On appeal from the New Jersey Civil Service Commission, Docket No. 2010-1168.
NOT FOR PUBLICATION WITHOUT THE
APPROVAL OF THE APPELLATE DIVISION
Submitted September 6, 2011
Before Judges Alvarez and Nugent.
L.Y.V. appeals from a final decision of the Civil Service Commission (the Commission) that upheld her removal from her position as a Mount Holly Township police officer. She contends the Commission's decision was arbitrary, capricious and unreasonable because: (1) her removal was a sanction disproportionate to her infractions; (2) the Commission relied upon evidence wrongfully admitted during her administrative law hearing; and (3) the Commission misinterpreted a Mount Holly Township Police Department (MHPD) rule. For the reasons that follow, we reject her contentions and affirm.
L.Y.V. was hired by the MHPD in April 2005. During her years of service L.Y.V. was trained to respond to domestic violence situations, and learned the rules and regulations concerning domestic violence investigations and arrests. In February 2009, while assigned to the records department due to her pregnancy, L.Y.V. missed a day of work because she had been injured at her home during an altercation with her mother.
L.Y.V. lived with her son, mother, aunt, grandmother, and other relatives in a house that she and her aunt owned. On the morning of February 17, 2009, shortly before leaving for work,
L.Y.V. became embroiled in a verbal altercation with her mother. Although the accounts of the incident varied, L.Y.V. testified that the altercation ended after she threw a shoe at her mother and her mother struck her on the head with an object, causing her head to bleed.
Following the altercation L.Y.V. noticed a large lump on her head and a scratch on her face; she noted that it "looked like I was assaulted." Aware that the police were required to arrest anyone who caused an injury during a domestic dispute, and believing that if she went to work her mother would be arrested, L.Y.V. called the Chief of the MHPD and told him she had "slipped down a couple stairs" and was going to call her doctor. She did, in fact, call her doctor, who assured her that her pregnancy was not at risk and told her to come in if she continued to feel ill. After speaking with the doctor, she called a Detective Lieutenant with the MHPD and told him she had fallen down the stairs, had spoken with her doctor, and would not be coming to work.
Later that day L.Y.V. told her mother to find another place to live. This sparked another argument that escalated into the women shoving and striking each other, and "ended up [with them] tumbling around." During the altercation L.Y.V.'s mother bit L.Y.V.'s finger.
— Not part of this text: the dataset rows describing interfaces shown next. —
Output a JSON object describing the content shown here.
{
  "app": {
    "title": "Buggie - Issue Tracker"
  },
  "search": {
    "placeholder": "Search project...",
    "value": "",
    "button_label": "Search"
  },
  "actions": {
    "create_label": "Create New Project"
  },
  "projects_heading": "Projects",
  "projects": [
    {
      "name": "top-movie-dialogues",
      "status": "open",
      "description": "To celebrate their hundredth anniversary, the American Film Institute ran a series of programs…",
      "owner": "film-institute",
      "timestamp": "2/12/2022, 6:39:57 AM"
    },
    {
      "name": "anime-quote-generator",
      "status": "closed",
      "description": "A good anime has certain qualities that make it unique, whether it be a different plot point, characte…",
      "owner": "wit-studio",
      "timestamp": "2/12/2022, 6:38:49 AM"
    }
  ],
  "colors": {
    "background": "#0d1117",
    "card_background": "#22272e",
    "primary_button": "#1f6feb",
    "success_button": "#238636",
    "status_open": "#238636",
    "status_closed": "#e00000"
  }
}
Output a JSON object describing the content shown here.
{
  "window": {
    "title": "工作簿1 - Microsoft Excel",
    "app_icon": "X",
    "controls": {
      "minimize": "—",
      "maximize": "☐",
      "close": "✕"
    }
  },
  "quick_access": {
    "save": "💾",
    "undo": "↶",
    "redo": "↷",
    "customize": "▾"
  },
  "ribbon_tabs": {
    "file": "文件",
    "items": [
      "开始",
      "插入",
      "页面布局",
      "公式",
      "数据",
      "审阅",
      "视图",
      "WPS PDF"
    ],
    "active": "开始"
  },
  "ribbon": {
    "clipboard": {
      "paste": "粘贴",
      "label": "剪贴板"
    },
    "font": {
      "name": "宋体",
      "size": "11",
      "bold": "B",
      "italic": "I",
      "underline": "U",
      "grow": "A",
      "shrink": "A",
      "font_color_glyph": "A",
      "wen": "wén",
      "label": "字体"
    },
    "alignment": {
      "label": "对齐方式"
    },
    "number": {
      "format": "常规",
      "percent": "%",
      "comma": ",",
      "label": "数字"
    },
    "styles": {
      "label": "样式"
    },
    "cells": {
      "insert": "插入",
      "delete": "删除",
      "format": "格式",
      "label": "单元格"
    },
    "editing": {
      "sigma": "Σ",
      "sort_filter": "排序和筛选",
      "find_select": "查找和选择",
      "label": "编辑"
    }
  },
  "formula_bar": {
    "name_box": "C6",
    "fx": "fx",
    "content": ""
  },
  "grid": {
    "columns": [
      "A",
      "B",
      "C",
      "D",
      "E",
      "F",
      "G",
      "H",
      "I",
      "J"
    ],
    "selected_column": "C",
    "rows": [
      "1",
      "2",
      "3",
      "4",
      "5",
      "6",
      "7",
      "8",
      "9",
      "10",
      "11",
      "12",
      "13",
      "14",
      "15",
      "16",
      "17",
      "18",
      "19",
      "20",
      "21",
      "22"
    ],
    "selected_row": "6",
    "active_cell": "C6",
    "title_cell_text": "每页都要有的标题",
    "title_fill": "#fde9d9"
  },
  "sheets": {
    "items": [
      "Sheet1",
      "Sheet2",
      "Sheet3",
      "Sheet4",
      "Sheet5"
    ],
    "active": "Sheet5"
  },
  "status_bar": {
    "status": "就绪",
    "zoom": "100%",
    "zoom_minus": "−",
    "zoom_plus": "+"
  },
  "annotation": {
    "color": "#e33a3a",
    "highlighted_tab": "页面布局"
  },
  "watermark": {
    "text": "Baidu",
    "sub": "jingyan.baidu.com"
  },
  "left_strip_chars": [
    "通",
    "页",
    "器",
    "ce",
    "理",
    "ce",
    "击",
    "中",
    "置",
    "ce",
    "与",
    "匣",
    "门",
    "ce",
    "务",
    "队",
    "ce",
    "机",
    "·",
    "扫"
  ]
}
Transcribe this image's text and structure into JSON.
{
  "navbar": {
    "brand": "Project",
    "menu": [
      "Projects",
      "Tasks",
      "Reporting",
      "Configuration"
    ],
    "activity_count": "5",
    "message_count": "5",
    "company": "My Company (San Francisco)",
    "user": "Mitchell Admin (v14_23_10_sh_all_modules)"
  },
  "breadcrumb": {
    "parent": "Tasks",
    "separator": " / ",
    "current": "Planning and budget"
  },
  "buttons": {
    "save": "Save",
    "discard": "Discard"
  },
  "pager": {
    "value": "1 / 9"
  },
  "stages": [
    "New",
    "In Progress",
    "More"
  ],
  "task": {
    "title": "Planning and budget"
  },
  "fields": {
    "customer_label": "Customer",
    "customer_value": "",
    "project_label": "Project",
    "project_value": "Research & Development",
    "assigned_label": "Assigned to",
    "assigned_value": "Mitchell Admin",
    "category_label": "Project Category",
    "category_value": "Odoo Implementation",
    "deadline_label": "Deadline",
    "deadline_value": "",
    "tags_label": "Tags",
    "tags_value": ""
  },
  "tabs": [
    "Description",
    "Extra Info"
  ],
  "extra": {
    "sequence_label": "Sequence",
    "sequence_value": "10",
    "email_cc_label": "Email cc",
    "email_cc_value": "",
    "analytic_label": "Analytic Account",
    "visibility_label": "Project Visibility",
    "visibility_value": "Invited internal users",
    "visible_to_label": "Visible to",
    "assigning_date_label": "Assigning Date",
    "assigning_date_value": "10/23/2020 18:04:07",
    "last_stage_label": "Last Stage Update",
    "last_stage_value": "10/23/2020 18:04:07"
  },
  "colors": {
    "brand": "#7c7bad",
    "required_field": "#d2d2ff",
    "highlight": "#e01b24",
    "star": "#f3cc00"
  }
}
After L.Y.V.'s grandmother and brother separated them, L.Y.V.'s mother left the house, went to the Florence Township Police Department, filed a domestic violence complaint, and obtained a temporary restraining order (TRO) against L.Y.V. Thereafter, L.Y.V. filed a domestic violence complaint against her mother, but both parties subsequently dismissed the complaints.
On February 18, 2009, the appointing authority, MHPD, served L.Y.V. with a Preliminary Notice of Disciplinary Action (PND), which charged her with multiple offenses and suspended her pending disposition of the charges. The charges included both failure and inability to perform her duties, N.J.A.C. 4A:2-2.3(a)(1) and (3); neglect of duty, N.J.A.C. 4A:2-2.3(a)(7) and MHPD Rule of Conduct (Rule) 4.6.1; conduct unbecoming a public employee, N.J.A.C. 4A:2-2.3(a)(6), and conduct unbecoming a police officer under common law; misconduct, N.J.S.A. 40A:14-147; action off duty, MHPD Rule 4.1.3; and truthfulness, MHPD Rule 4.12.6. The PND specifications cited L.Y.V.'s involvement in the domestic violence incident, the complaint and TRO issued against her, and her two phone calls to her superiors in which she misrepresented the reason she could not come to work.
Following a hearing, the MHPD served L.Y.V. with a Final Notice of Disciplinary Action sustaining the charges and removing her from her position with the MHPD effective September 21, 2009. L.Y.V. filed an appeal with the Commission and the Office of Administrative Law, and her case was tried before an ...